Michael Rhomberg and his wife, Ilysse, were ready to expand their family. Excited to adopt, the Rhomberg’s found self-proclaimed adoption specialist Kevin Cohen. But, it was all a scam.
“Kevin Cohen is a thief. A thief of dreams and of money and of, and of hearts, and that’s all he’ll ever be to me now,” said Michael Rhomberg.
Cohen was sentenced in 2010 to 10 to 20 years in prison after being convicted of grand larceny and other charges in a scheme that prosecutors in Nassau County, N.Y., said netted more than $300,000 from people trying to adopt children.
He had told the Rhombergs he knew of a college student who wanted to give up her baby and that he needed $7,500 right away. The Rhomberg’s paid Cohen and in return he provided them with detailed medical records and a sonogram.
However, both were fake. The Rhombergs' baby never existed.
“It really is incredible that anyone would do this and, you know, had he stabbed me in the
heart, it would have been less cruel,” Ilysse Rhomberg said.
This is a scam Kevin Cohen would run over and over again, preying on those desperate to start a family.

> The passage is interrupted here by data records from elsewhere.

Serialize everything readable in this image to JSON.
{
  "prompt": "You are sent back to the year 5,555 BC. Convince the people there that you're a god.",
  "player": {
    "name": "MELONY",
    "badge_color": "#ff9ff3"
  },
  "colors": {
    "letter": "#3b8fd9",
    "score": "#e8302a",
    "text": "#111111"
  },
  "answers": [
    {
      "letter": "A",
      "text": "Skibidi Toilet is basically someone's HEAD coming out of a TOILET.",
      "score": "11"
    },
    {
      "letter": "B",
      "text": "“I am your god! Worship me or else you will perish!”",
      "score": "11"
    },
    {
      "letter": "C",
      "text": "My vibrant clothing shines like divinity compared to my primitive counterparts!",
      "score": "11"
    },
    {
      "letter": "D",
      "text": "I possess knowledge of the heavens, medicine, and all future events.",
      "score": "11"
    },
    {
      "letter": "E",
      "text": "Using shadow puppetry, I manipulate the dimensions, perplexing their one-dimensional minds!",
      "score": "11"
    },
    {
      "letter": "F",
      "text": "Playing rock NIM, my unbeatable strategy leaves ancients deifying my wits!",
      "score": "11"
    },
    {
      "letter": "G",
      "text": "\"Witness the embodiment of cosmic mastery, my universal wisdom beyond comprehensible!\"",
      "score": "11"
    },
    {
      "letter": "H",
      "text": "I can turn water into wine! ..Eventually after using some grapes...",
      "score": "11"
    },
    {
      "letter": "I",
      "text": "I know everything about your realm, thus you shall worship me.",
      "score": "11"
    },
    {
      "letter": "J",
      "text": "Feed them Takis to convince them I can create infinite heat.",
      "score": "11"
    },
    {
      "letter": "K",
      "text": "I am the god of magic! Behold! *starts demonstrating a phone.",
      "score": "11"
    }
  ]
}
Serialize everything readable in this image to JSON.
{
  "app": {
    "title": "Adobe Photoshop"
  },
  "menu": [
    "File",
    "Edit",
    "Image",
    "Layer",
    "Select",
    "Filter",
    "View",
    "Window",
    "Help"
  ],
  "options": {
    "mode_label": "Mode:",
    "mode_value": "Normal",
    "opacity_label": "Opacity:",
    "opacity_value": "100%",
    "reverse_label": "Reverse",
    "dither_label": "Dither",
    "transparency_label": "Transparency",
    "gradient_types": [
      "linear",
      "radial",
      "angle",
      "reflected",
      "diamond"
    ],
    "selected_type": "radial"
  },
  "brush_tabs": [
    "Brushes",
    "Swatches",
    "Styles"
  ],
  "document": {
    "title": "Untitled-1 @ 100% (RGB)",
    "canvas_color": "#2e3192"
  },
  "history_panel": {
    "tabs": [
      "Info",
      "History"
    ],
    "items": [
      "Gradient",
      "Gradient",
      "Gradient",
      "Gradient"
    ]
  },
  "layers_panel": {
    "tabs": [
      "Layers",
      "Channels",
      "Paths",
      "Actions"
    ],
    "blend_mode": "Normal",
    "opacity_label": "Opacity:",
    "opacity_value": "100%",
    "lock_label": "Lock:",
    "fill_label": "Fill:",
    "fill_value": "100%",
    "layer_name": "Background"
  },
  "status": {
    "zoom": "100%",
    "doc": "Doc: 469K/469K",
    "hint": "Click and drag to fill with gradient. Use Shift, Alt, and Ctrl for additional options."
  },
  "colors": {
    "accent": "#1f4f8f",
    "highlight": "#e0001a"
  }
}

There are more than 1.5 million adopted children in the United States according to recent census data. Adoption is both an emotional and financial transaction, and as with any financial transaction one has to be careful.
Adam Pertman, the executive director of the Evan B. Donaldson Adoption Institute and author of "Adoption Nation," says the high cost of adopting is what attracts scammers.
“It’s anywhere from $20,000 to $40,000 for an infant adoption in America today.” Pertman said. “And sometimes it can be higher, so you can see why people are lured into it to make bucks instead of to do a service for real human beings.”
While asking for money up front may not be a red flag, do not hesitate to ask for a breakdown of expenses. If that professional has been through the process before, he or she should know the costs, according to Pertman.
“If they have said it’s pretty much going to be $25,000, say $30,000, and suddenly you’re creeping up to $30,000 or $35,000, I think you have reason to start wondering what’s going on here?” Pertman said.
Lynne Banks, the South Dakota representative for the American Adoption Congress, which advocates for pre-adoptive parents, says that 70 percent of the adoption scams she sees are financial, while the others are emotional.
According to Banks, an emotional scammer is someone who will contact potential adoptive parents stating they are pregnant and want to place a baby with them. In reality, this person is not pregnant and is simply out to get attention.
“We had one down in Iowa, and she would pretend to be other people,” Banks said. “She was never pregnant, but she would contact people and would even meet up with them.”
To avoid both emotional and financial scams when adopting, Banks says it is important to find a third party who can verify the person or agency one is working with.